Amicus Briefs by Topic
HIRE TO KILL / 3RD PARTY KILLING
Faye Copeland (Copeland v. Washington) – US District Ct., W.D. Missouri, January 1999
Brief on behalf of battered woman defendant sentenced to death for conspiring with abusive husband to commit murder. Brief argues that battering expert was improperly precluded and counsel was ineffective for failing to present evidence of battering which was relevant to defendant’s intent to kill.
Order granting petition in part, and vacating death sentence affirmed. 232 F.2d 969 (8th Cir. 2000 )
State v. Jennifer Helmedach, Supreme Court of Connecticut, 2009
Brief on behalf of battered woman defendant convicted of participating with abusive boyfriend in robbery and murder of third party. Brief argues that jury was permitted to erroneously conclude that remaining in abusive relationship was proof that she "recklessly placed [herself] in the situation" thereby barring her duress defense.
Affirmed. 25 Conn. App. 125 (2010); State v. Helmedach, 306 Conn. 61, 48 A.3d 664 (2012)
Brandy Holmes v. Louisiana, 5th Circuit, Certiorari US Supreme Court, May 2009
Brief on certiorari on behalf of battered woman defendant sentenced to death for conspiring with abusive boyfriend to commit murder. Brief argues that sentence fails to give proper consideration to mitigating significance of intimate partner violence.
Cert. Denied. (558 U.S. 932, 130 S. Ct. 70, 175 L. Ed. 2d 233 (2009)
Brief on behalf of battered woman defendant sentenced to death for participating with abusive boyfriend in murder of third person. Brief argues that court erroneously barred duress instruction on flawed reasoning that defendant “recklessly placed” herself in the situation, and wrongfully precluded battering expert. Brief analyzes relevance of battering evidence to duress and refutes court’s misconceptions.

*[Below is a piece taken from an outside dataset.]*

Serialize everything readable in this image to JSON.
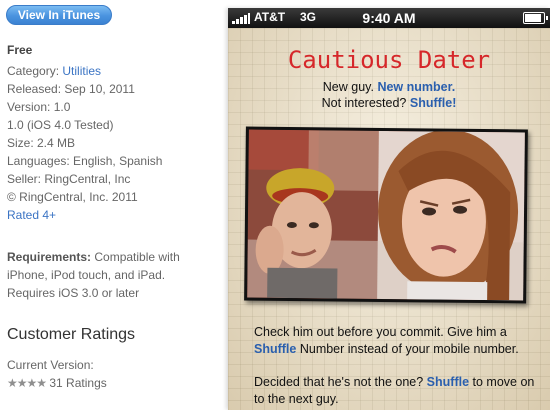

Reversed on other grounds. 591 Pa. 249, 916 A.2d 586 (2007)
NCDBW note: Court finds duress instruction should have been given and this holding is not dicta. (591 Pa. at 283-290, 916 A.2d at 605-612)
State v. Rhonda Stewart, Supreme Court WV, 2011
Brief on behalf of battered woman defendant convicted of murder for shooting abusive husband when she intended to shoot herself. Brief reviews admissibility of battering evidence for purposes other than self-defense, explains relevance for assessing state of mind elements, and demonstrates how defendant was prejudiced.
Reversal of conviction affirmed. State v. Stewart, 228 W. Va. 406, 719 S.E.2d 876 (2011)
NCDBW note: Excluded eyewitnesses to abuse and battering expert could have cast doubt on premeditation and malice elements of murder.